Component data from apps and pages:

__________________________________________________

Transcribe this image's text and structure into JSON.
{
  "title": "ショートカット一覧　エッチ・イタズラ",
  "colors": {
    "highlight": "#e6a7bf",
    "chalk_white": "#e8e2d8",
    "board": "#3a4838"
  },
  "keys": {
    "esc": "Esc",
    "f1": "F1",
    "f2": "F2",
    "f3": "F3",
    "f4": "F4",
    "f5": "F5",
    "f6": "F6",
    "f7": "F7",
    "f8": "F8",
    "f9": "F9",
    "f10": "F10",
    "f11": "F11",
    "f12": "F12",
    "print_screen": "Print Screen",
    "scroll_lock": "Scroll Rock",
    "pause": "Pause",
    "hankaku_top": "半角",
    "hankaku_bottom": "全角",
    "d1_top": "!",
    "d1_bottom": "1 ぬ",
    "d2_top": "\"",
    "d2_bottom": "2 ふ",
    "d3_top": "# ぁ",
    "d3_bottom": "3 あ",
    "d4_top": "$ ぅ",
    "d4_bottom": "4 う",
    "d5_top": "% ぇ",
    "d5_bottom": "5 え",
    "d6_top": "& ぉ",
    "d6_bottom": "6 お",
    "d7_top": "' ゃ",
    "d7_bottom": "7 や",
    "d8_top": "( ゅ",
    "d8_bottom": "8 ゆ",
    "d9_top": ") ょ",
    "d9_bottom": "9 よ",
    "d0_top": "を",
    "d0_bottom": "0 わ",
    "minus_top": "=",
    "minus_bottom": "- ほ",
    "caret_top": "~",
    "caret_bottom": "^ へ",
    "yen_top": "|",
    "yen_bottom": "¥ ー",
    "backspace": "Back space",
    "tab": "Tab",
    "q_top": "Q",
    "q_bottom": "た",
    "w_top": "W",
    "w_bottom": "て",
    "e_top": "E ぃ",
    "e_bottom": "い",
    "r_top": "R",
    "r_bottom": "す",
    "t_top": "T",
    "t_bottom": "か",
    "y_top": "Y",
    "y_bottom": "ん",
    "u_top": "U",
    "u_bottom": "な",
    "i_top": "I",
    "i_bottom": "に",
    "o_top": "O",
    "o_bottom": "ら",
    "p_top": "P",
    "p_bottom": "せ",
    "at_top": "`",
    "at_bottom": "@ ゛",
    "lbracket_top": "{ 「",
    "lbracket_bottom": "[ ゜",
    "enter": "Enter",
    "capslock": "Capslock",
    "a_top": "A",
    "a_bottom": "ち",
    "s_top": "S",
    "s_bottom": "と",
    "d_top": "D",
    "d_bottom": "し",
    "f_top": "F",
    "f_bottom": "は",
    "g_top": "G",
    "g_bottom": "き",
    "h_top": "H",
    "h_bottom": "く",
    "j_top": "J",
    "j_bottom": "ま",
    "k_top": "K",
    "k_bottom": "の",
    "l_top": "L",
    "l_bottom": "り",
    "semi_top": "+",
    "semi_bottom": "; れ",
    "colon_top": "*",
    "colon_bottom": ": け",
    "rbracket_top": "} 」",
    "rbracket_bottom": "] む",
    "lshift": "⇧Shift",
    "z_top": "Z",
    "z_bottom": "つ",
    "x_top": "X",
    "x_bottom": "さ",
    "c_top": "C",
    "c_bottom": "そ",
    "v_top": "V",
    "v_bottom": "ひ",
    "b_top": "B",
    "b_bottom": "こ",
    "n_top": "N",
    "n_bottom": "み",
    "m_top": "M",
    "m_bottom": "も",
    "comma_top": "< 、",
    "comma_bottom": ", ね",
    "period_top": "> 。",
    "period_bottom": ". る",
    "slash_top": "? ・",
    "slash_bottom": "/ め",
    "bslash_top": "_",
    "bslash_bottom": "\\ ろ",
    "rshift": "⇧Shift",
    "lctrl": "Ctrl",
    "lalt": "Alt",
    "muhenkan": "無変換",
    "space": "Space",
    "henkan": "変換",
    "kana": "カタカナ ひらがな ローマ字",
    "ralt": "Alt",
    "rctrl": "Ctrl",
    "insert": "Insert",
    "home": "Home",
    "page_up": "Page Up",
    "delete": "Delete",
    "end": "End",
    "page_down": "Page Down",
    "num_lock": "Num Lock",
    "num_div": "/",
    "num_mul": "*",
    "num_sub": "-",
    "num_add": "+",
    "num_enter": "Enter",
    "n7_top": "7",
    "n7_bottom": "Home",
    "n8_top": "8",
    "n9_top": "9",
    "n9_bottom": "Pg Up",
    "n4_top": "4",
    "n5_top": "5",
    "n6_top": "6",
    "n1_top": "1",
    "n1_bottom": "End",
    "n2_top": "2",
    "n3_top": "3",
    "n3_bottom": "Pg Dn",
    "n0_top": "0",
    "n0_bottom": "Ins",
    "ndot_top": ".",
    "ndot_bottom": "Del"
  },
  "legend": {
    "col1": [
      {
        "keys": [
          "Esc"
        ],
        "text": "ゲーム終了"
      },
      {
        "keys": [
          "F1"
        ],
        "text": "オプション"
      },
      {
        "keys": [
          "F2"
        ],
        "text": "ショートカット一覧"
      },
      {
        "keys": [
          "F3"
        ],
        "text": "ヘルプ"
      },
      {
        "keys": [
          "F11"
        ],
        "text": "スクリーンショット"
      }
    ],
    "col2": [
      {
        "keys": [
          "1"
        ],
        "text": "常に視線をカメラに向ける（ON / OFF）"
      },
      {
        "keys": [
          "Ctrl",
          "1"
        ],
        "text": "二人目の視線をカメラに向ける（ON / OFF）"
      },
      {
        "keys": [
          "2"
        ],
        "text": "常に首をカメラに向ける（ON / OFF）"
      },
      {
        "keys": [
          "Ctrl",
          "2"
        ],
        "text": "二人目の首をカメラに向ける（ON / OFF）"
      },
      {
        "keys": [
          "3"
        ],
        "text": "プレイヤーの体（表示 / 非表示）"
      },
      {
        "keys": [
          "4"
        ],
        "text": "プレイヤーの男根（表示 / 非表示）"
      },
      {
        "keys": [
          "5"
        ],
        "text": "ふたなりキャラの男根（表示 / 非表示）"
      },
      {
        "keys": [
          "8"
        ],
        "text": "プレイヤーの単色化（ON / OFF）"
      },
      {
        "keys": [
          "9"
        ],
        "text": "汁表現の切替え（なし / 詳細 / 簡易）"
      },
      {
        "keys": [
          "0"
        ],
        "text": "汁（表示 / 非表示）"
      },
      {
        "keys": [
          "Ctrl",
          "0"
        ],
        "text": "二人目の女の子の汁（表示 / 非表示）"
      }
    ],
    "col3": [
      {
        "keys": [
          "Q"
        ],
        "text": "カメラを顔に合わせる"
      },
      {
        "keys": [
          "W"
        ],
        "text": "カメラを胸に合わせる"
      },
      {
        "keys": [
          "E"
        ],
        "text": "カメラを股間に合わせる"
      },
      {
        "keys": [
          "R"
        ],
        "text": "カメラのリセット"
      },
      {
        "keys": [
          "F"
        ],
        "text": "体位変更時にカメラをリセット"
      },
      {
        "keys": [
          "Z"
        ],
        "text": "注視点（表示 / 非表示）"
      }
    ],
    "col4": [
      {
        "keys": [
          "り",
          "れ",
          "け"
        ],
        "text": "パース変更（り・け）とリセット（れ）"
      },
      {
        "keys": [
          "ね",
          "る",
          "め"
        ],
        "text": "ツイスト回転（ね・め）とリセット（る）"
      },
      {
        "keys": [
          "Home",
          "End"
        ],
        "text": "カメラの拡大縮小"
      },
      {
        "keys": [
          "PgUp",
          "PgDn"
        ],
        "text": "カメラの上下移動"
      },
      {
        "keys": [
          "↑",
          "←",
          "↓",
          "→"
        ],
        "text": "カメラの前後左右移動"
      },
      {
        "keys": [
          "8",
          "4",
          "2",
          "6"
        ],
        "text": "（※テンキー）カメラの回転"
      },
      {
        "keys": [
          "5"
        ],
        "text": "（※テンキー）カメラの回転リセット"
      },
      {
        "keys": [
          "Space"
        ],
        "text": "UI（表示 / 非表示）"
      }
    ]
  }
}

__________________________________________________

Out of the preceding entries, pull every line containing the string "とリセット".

> Exercise solution
        "text": "パース変更（り・け）とリセット（れ）"
        "text": "ツイスト回転（ね・め）とリセット（る）"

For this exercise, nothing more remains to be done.